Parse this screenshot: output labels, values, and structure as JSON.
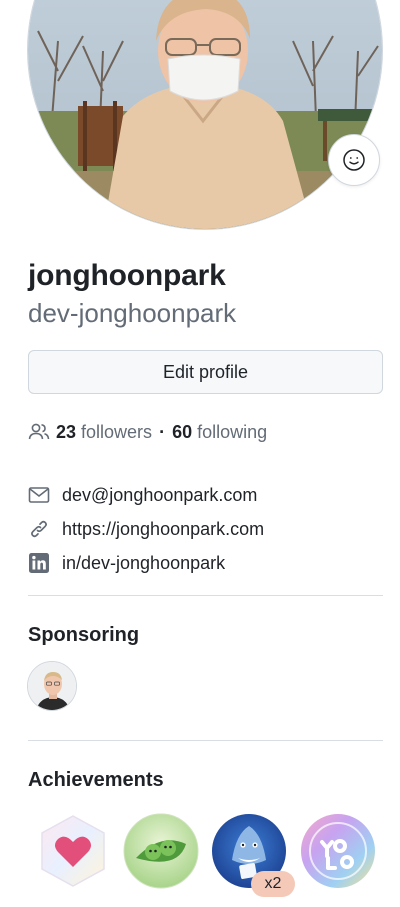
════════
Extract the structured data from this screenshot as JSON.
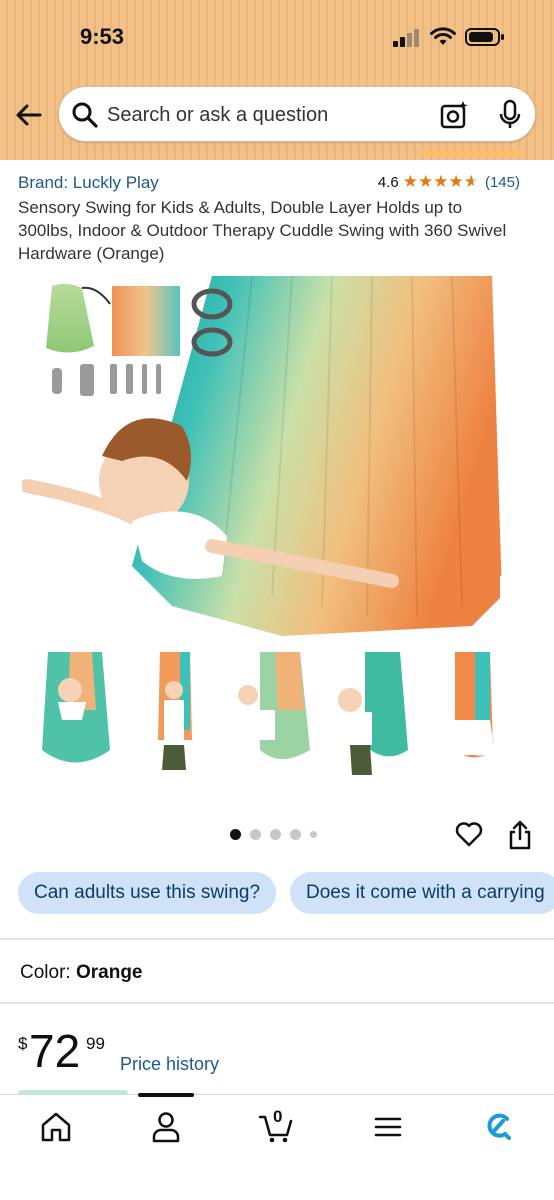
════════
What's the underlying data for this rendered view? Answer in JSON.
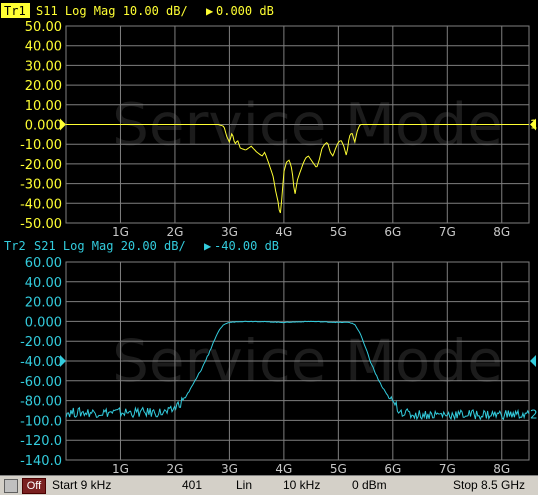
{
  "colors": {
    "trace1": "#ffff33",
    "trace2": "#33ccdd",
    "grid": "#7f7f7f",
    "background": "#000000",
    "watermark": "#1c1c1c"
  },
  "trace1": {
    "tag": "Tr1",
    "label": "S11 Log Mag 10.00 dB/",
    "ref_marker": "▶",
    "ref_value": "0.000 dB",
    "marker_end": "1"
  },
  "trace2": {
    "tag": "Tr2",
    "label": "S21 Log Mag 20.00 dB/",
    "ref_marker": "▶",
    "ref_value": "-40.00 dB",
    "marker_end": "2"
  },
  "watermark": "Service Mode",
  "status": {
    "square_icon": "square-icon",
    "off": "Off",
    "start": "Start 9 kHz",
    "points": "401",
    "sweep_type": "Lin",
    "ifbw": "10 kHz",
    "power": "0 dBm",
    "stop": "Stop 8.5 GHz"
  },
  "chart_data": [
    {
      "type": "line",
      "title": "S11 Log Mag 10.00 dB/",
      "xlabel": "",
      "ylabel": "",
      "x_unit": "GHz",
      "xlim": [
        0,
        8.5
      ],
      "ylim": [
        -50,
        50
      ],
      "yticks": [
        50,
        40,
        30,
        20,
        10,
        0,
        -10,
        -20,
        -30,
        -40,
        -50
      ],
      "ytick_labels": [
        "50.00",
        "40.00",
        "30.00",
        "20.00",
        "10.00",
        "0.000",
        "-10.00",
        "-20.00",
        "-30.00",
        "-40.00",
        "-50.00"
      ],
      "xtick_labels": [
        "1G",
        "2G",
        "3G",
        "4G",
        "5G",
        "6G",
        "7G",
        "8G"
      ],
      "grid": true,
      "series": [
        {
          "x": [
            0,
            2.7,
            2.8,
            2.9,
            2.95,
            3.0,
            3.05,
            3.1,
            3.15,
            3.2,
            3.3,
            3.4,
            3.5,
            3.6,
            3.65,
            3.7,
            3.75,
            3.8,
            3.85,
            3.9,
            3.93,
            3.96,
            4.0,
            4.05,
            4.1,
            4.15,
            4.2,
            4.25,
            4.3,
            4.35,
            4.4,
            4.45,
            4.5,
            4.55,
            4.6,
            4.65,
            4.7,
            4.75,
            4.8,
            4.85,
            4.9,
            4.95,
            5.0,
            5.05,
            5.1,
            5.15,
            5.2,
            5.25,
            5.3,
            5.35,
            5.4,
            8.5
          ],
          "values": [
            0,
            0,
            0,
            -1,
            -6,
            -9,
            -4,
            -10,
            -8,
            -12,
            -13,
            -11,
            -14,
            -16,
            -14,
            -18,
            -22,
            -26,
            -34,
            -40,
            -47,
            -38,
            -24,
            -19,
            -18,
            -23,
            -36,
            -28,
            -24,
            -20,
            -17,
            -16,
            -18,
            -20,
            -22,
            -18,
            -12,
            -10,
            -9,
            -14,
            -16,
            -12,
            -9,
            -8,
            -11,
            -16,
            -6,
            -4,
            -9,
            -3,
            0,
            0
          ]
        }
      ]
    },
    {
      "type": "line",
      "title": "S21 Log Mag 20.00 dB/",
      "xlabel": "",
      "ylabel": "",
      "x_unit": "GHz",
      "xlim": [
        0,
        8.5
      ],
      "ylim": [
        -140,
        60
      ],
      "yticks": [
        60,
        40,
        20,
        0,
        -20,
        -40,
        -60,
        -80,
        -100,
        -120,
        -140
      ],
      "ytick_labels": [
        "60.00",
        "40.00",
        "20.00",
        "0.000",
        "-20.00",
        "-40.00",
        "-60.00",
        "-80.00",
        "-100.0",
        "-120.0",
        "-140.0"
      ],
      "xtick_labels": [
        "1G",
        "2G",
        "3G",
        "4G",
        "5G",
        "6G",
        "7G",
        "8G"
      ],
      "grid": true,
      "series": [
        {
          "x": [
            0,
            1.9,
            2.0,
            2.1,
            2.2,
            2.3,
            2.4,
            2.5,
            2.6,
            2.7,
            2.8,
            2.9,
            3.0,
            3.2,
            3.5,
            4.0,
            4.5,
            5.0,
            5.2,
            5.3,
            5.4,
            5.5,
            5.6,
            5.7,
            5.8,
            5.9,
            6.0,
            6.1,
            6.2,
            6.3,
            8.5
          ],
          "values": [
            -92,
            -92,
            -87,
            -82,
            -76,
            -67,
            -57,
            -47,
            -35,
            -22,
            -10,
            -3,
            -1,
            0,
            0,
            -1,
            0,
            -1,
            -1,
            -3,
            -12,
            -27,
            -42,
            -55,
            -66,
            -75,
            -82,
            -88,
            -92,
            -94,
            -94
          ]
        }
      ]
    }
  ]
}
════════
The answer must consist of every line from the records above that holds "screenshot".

TASK RESPONSE:
Parse this screenshot: output labels, values, and structure as JSON.
Extract the structured data from this screenshot as JSON.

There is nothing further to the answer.